Too many chefs but only one Gary Cooke
Celebrity MasterChef (RTE1)
The Open (BBC)
The Ashes (Sky Sports)
At the end of the first episode of Celebrity MasterChef, the best candidate was eliminated. As they made the unbelievable announcement that Gary Cooke would be going home, many of us were appalled. We knew that for us, the series had ended right there.
All we're left with now is a bunch of people who are quite good at cooking, trying to beat each other – and clearly no intelligent person could be bothered with that.
But a man who is very bad at cooking, trying to be good – now that's entertainment. And Cooke is not just very bad, he is also hilarious at being very bad. As he prepared to present his latest burnt offering, his fear of the wrath of Dylan McGrath was deeply funny.
And McGrath seemed to recognise that he was dealing with a man who was as gifted as himself, albeit in a different line of work. He sort of stood back a bit, savouring the comedy of the moment, allowing Cooke to suffer the anxiety, but declining to berate him.
It was a perfectly judged performance on the part of both men, and it promised much for the series ahead. And then it was over. They sent him away, like some booking agent rejecting Tommy Cooper because some of his tricks don't work.
The lust for victory is the main engine of these shows, and here it was the inherent design flaw. If they had thrown out former Mr World, Kamal Ibrahim, we might have had one more week of Cooke-y, who, with his powers of mimicry, could also bring us a flavour of about 20 other celebrity chefs while he was at it.

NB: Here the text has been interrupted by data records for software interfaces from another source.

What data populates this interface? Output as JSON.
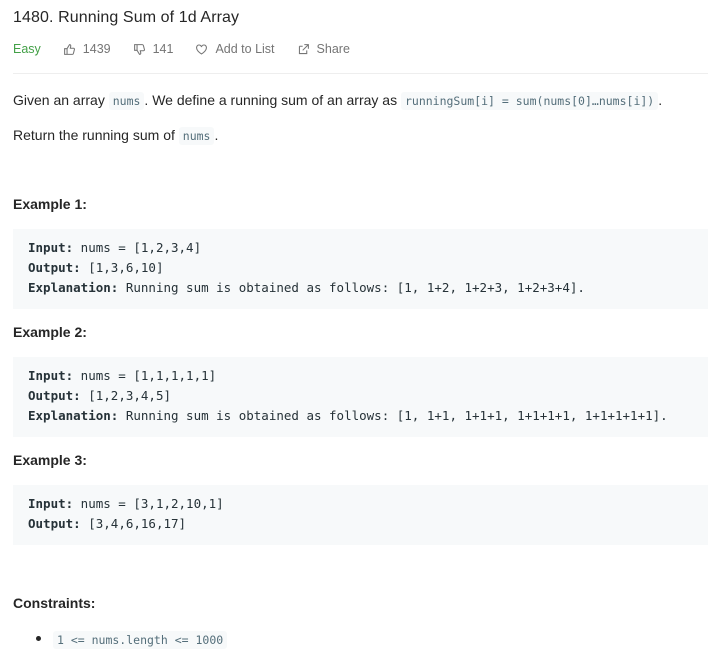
{
  "problem": {
    "title": "1480. Running Sum of 1d Array",
    "difficulty": "Easy",
    "likes": "1439",
    "dislikes": "141",
    "add_to_list": "Add to List",
    "share": "Share"
  },
  "description": {
    "p1_a": "Given an array",
    "p1_code1": "nums",
    "p1_b": ". We define a running sum of an array as",
    "p1_code2": "runningSum[i] = sum(nums[0]…nums[i])",
    "p1_c": ".",
    "p2_a": "Return the running sum of",
    "p2_code": "nums",
    "p2_b": "."
  },
  "examples": [
    {
      "heading": "Example 1:",
      "input_label": "Input:",
      "input": " nums = [1,2,3,4]",
      "output_label": "Output:",
      "output": " [1,3,6,10]",
      "explanation_label": "Explanation:",
      "explanation": " Running sum is obtained as follows: [1, 1+2, 1+2+3, 1+2+3+4]."
    },
    {
      "heading": "Example 2:",
      "input_label": "Input:",
      "input": " nums = [1,1,1,1,1]",
      "output_label": "Output:",
      "output": " [1,2,3,4,5]",
      "explanation_label": "Explanation:",
      "explanation": " Running sum is obtained as follows: [1, 1+1, 1+1+1, 1+1+1+1, 1+1+1+1+1]."
    },
    {
      "heading": "Example 3:",
      "input_label": "Input:",
      "input": " nums = [3,1,2,10,1]",
      "output_label": "Output:",
      "output": " [3,4,6,16,17]"
    }
  ],
  "constraints": {
    "heading": "Constraints:",
    "items": [
      "1 <= nums.length <= 1000"
    ]
  },
  "colors": {
    "easy": "#43a047",
    "code_bg": "#f7f9fa"
  },
  "icons": [
    "thumbs-up-icon",
    "thumbs-down-icon",
    "heart-icon",
    "share-icon"
  ]
}
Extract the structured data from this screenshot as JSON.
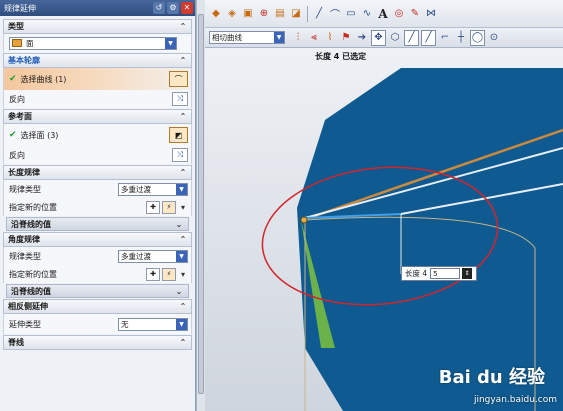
{
  "dialog": {
    "title": "规律延伸",
    "type_section": {
      "label": "类型",
      "value": "面"
    },
    "base_profile": {
      "label": "基本轮廓",
      "select_label": "选择曲线 (1)",
      "reverse_label": "反向"
    },
    "reference_face": {
      "label": "参考面",
      "select_label": "选择面 (3)",
      "reverse_label": "反向"
    },
    "length_law": {
      "label": "长度规律",
      "law_type_label": "规律类型",
      "law_type_value": "多重过渡",
      "new_pos_label": "指定新的位置",
      "spine_values_label": "沿脊线的值"
    },
    "angle_law": {
      "label": "角度规律",
      "law_type_label": "规律类型",
      "law_type_value": "多重过渡",
      "new_pos_label": "指定新的位置",
      "spine_values_label": "沿脊线的值"
    },
    "opposite_extend": {
      "label": "相反侧延伸",
      "extend_type_label": "延伸类型",
      "extend_type_value": "无"
    },
    "spine": {
      "label": "脊线"
    }
  },
  "toolbar": {
    "filter_value": "相切曲线"
  },
  "graphics": {
    "status_text": "长度 4 已选定",
    "length_input": {
      "label": "长度 4",
      "value": "5"
    }
  },
  "watermark": {
    "brand": "Bai du 经验",
    "url": "jingyan.baidu.com"
  },
  "colors": {
    "surface": "#0f5a90",
    "green_face": "#6cb24a",
    "selection_ring": "#d4242a",
    "curve_orange": "#c98a3e",
    "curve_white": "#e8eef5",
    "accent_blue": "#3a64b8"
  }
}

But they could not find a way, even though Mr World is not much better than the funnyman at serving up a crepe suzette. I think of a line in the book To The Light, a quotation found by the great musician and songwriter Johnny Duhan: "We Irish are suspicious of success, knowing that there is a lot more of the infinite in its opposite."
So they can keep their Mr World.
It is inherently wrong too, that for the last few days we have been trying to look at the Open golf and the Ashes, at the same time.
These are among the last remaining monuments of western civilisation, and while they are being well preserved by the BBC and by Sky Sports respectively, it is a task that would be made easier by avoiding such an unnecessary clash.
Indeed, with a bit of imagination, there is probably no need for any clash in any form of sport, anywhere in the world, a vision long cherished by my friend and colleague Dion Fanning.
Inspired by Emily O'Reilly's recent elevation to the role of European Ombudsman, Fanning is willing to let his name go forward for a new trans-national role of a slightly different kind, with the working title, President of the Office of Global Sporting Co-Ordination.
He would have sweeping powers. He would be able to pick up the phone to a top golf administator such as Peter Dawson, Chief Executive of the Royal & Ancient, and say, "Pete, the Open will be on TV at the same time as the cricket this year. And there's not much happening the following week anywhere.
"It's not working for me, Pete. Just put it back a few days, will you mate?"
Why such an office does not exist already, when there is such a thing as a European Ombudsman, is inexplicable. But Fanning is modest about his own position – he would see his remuneration as being on a par with that of the European Ombudsman, €248,000 per annum "plus benefits", though of course he would be doing a much more important job, with a far-reaching impact on the lives of every Irish person, indeed of everyone everywhere.
I would see a role for myself as, say, Director of Corporate Communications – I would accept €248,000 a year "without the benefits". And in that capacity I would arrange for Sean O'Rourke to interview Mr Fanning on the lunchtime news, as he interviewed Emily O'Reilly on the day of her elevation – there would be a general sense out there that getting one of ours into such a prestigious position, albeit one he invented himself, was a great day for Ireland.
Let's get it done.